What the task asks
Look through the data below. Collect every line where the word "JSON" occurs.

====== Material provided

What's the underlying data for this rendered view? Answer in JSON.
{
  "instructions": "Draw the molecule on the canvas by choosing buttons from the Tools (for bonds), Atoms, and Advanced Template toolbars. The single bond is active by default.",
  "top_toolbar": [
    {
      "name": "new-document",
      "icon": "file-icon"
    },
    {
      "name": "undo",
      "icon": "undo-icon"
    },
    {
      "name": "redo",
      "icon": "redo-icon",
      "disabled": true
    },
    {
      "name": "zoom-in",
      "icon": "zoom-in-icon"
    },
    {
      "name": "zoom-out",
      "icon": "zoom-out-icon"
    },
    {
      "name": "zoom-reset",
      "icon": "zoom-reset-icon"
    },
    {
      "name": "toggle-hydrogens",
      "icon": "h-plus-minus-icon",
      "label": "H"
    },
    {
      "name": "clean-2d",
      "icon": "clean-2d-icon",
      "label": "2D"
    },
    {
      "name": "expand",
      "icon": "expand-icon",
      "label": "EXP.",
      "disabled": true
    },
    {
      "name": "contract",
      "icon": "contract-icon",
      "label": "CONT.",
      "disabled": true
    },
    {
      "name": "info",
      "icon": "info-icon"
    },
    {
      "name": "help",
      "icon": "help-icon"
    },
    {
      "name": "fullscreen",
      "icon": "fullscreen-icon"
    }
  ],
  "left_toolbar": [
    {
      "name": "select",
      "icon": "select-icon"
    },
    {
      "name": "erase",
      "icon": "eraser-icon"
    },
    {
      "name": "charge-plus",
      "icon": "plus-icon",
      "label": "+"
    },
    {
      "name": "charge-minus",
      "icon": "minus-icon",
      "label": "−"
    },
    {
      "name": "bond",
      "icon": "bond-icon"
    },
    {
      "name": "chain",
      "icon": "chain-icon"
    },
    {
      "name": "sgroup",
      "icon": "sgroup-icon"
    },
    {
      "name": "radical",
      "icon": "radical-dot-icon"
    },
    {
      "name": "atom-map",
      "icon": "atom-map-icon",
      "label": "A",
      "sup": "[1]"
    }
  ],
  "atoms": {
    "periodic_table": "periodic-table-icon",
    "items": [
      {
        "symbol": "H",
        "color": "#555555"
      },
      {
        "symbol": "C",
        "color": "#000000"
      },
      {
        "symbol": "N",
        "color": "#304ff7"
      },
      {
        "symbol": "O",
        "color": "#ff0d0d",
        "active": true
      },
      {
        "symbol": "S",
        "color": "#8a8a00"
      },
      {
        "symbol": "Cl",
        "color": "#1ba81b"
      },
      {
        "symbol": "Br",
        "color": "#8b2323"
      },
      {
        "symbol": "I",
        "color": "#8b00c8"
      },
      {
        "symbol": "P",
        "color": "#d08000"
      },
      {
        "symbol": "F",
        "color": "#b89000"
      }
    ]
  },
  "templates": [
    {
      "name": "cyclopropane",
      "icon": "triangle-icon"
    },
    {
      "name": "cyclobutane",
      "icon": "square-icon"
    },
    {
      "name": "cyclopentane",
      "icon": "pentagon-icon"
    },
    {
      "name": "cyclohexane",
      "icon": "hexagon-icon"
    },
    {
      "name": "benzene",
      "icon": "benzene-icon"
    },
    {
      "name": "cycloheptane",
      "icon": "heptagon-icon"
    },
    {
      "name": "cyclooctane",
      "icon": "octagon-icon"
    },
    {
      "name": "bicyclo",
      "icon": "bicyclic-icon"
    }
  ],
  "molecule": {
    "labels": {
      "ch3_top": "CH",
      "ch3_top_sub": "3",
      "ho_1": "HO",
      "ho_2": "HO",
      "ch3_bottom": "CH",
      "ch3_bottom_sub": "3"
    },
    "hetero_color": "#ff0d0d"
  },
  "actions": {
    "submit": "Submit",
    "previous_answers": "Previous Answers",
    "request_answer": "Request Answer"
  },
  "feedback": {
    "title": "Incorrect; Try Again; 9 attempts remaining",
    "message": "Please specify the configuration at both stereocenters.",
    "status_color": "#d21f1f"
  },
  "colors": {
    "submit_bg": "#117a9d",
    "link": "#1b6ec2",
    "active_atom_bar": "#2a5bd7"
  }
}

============
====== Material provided

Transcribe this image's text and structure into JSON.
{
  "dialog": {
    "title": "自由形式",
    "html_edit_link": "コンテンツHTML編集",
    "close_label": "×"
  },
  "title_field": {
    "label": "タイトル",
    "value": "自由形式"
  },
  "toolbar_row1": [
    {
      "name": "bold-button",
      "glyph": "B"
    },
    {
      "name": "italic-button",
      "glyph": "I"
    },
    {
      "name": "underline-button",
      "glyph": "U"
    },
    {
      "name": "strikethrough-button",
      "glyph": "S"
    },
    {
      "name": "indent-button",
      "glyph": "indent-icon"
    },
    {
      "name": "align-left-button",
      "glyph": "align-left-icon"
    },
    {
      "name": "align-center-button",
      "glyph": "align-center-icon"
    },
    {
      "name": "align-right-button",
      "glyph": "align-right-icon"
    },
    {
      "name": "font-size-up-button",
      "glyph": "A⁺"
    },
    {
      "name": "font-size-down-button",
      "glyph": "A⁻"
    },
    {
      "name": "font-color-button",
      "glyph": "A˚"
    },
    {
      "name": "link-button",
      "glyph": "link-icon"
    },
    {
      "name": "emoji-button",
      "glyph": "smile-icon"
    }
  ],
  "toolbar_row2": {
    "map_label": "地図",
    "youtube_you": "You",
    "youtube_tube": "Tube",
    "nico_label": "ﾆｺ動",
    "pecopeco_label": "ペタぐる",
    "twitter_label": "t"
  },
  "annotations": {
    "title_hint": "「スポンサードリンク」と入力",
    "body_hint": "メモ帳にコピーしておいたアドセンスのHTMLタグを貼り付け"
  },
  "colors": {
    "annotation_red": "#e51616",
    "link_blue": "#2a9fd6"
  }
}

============
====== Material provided

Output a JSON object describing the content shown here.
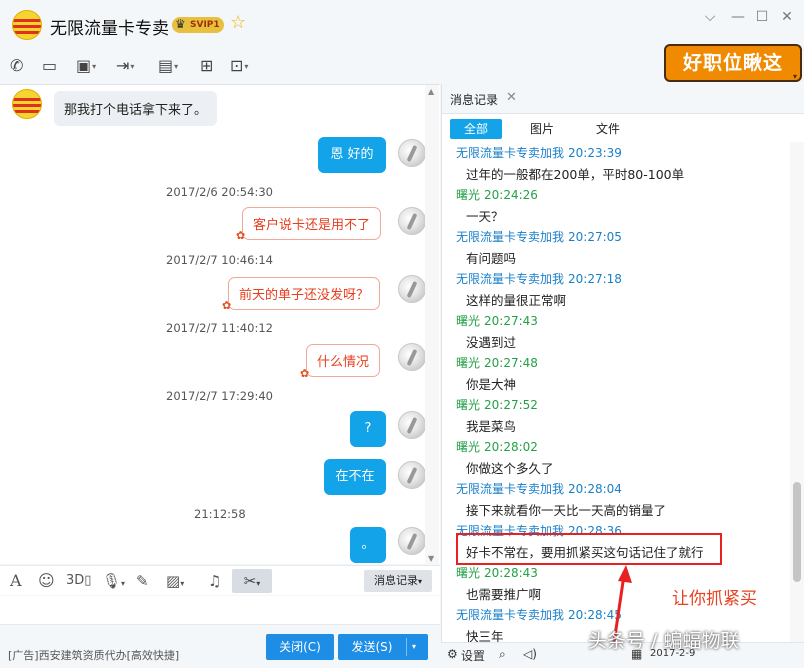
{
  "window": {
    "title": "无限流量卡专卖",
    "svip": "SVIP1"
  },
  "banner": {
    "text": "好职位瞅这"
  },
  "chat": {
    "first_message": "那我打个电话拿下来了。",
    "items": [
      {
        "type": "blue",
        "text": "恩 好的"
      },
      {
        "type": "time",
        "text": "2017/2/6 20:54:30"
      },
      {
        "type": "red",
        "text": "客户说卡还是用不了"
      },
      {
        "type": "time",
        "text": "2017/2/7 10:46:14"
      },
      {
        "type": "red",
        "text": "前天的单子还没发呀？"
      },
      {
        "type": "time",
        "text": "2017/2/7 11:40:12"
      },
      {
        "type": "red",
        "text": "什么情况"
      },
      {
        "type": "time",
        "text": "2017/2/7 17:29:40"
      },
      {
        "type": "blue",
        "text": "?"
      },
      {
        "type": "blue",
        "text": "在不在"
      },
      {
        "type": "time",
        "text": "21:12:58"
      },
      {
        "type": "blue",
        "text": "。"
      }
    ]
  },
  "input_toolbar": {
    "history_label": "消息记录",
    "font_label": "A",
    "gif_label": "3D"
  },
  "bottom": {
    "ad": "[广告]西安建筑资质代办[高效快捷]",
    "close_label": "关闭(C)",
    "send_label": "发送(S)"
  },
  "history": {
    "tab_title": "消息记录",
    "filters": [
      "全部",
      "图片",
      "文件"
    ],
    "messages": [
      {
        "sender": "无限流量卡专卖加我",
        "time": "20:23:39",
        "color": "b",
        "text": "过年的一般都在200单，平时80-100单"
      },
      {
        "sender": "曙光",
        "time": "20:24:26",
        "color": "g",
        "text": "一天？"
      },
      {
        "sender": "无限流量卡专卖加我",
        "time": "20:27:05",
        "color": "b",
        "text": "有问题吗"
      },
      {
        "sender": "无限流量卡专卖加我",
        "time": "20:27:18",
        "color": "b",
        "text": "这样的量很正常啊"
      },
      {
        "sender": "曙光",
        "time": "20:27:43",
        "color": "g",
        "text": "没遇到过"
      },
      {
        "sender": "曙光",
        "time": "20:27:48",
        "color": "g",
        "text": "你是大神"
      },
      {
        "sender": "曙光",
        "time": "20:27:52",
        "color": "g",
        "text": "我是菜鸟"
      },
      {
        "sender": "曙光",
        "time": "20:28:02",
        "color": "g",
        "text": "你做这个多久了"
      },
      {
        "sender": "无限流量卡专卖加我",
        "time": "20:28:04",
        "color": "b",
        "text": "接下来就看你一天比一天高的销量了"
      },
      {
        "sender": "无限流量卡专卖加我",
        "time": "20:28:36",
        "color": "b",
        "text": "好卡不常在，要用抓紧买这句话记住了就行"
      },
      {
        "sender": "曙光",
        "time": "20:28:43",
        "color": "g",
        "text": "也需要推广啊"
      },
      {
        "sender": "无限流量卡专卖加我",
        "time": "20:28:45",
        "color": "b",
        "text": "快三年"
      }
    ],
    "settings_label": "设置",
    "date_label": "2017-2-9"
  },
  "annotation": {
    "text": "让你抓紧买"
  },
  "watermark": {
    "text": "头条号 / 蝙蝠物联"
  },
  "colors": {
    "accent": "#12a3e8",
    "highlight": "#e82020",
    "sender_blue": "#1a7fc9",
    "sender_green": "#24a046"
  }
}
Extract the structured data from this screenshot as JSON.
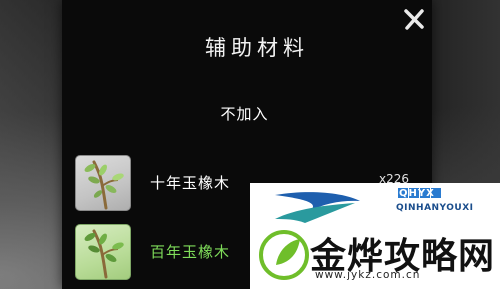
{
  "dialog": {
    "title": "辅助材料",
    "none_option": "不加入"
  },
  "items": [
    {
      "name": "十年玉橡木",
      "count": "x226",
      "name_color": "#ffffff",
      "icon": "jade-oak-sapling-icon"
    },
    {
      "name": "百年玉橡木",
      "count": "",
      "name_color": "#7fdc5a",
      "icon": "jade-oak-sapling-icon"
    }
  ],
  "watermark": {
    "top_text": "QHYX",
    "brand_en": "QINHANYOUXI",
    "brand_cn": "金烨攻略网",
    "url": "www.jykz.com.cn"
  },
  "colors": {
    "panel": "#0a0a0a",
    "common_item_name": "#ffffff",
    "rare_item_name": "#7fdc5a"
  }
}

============

Reply
What's the underlying data for this rendered view? Answer in JSON.
Transcribe this image's text and structure into JSON.
Output a JSON object describing the content shown here.
Extract the structured data from this screenshot as JSON.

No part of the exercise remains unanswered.